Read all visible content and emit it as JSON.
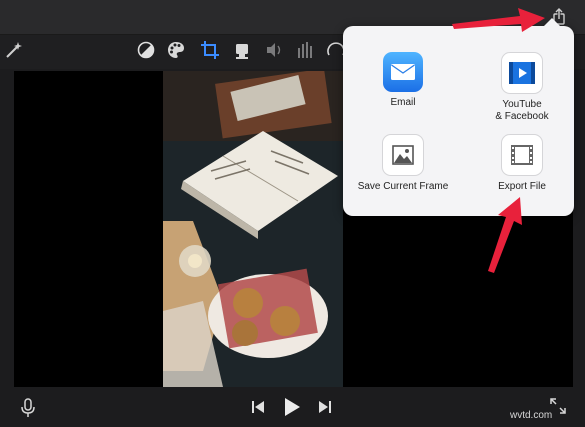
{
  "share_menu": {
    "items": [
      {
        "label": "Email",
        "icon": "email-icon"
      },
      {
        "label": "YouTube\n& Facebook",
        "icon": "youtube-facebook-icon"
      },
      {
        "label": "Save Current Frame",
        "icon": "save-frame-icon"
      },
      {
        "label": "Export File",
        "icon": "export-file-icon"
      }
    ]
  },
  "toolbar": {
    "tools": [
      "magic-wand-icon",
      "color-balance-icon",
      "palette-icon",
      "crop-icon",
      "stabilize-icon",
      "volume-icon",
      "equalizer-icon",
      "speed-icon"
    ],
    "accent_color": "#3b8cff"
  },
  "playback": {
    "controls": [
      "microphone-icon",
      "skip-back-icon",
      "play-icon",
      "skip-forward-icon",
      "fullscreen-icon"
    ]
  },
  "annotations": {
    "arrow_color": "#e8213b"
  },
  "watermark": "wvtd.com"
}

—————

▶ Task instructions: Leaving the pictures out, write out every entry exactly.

▶ Exercise response:
Read all visible content and emit it as JSON.
{
  "share_menu": {
    "items": [
      {
        "label": "Email",
        "icon": "email-icon"
      },
      {
        "label": "YouTube\n& Facebook",
        "icon": "youtube-facebook-icon"
      },
      {
        "label": "Save Current Frame",
        "icon": "save-frame-icon"
      },
      {
        "label": "Export File",
        "icon": "export-file-icon"
      }
    ]
  },
  "toolbar": {
    "tools": [
      "magic-wand-icon",
      "color-balance-icon",
      "palette-icon",
      "crop-icon",
      "stabilize-icon",
      "volume-icon",
      "equalizer-icon",
      "speed-icon"
    ],
    "accent_color": "#3b8cff"
  },
  "playback": {
    "controls": [
      "microphone-icon",
      "skip-back-icon",
      "play-icon",
      "skip-forward-icon",
      "fullscreen-icon"
    ]
  },
  "annotations": {
    "arrow_color": "#e8213b"
  },
  "watermark": "wvtd.com"
}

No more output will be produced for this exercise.